Beverley Anne Nance, for her project: A History of Aboriginal Australians in Early Melbourne.
C. A. Liston, for her project: A Study of Sir Thomas Brisbane, Governor of New South Wales, 1821-1825.
M. J. Tipping, for her project: The Lives of Convicts: Covering the period from their trials in the United Kingdom to settlement in Port Phillip, Sullivan Bay and Hobart.
Frederick Robert Pascoe, for his project: The Structure of the Community in Western Australia's Goldfields, 1892-1934.
Kamoya Peterson, for her project: The History and Politics of the Control of Vermin and Noxious Weeds in Australia, from First Settlement to Present Time.
Marion Ruth Dormer, for her project: A Social and Pictorial History of the Settlement of the Early Squatting Runs.
Dr John Douglas Ritchie, for his project: Towards a Biography of Lachlan Macquarie, 1761-1824.
Dianne Elizabeth Kirkby, for her project: A Biography of Alice Henry: Australian feminist, journalist, social reformer and trade union leader.
John Alfred Maddock, for his project: A History of Road Train Operations in the Outback from the 1930s.
Reverend William Terrence Southerwood, for his project: The Work of RW Wilson, First Bishop of Hobart.
Stephen Glynn Foster, for his project: The Electoral Legislation in the Australian Colonies During the Nineteenth Century.
Eve Buscombe, for her project: Australian Colonial Portraiture.
Audrey Somerville, for her project: A History of the Education of Methodist Clergy in New South Wales.
Donald McDonald, for his project: Mental Health Services in New South Wales, 1788-1900.
Peter Gardner, for his project: A Local History of the Gippsland Region of Victoria.
Dr Neville Hicks, for his project: Timothy Augustine Coghlan.
Captain Brett Hilder, MBE , for his project: The 1606 Voyage of Torres.
Dr Hazel King, for her project: Elizabeth Macarthur and Her Husband and Sons.
Keith Arthur Johnson, for his project: A book on the sesqui-centenary of the Wollombi District, 1825-1975.
Associate Prof.
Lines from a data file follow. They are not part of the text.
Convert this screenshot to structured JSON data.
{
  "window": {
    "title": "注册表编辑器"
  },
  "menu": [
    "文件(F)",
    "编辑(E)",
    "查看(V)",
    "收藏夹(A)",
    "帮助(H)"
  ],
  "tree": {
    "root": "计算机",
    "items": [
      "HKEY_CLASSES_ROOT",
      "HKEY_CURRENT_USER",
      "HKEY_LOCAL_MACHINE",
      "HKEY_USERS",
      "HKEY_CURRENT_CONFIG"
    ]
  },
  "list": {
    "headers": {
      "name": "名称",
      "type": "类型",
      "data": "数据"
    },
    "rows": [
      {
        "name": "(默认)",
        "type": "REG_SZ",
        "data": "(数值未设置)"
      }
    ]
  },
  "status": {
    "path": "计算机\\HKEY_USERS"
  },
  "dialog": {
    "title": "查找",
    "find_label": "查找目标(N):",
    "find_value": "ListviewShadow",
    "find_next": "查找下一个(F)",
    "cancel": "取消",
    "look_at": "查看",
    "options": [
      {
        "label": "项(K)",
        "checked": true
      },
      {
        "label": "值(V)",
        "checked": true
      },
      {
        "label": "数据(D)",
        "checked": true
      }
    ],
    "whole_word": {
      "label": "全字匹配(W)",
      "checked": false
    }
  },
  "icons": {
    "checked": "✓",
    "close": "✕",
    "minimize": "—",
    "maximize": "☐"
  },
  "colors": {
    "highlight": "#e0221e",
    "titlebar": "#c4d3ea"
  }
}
Winston Gregory McMinn, for his project: The Life and Political Career of George Houston Reid, 1845-1918.
John Michael Bennett, for his project: Australian Legal History and Biography.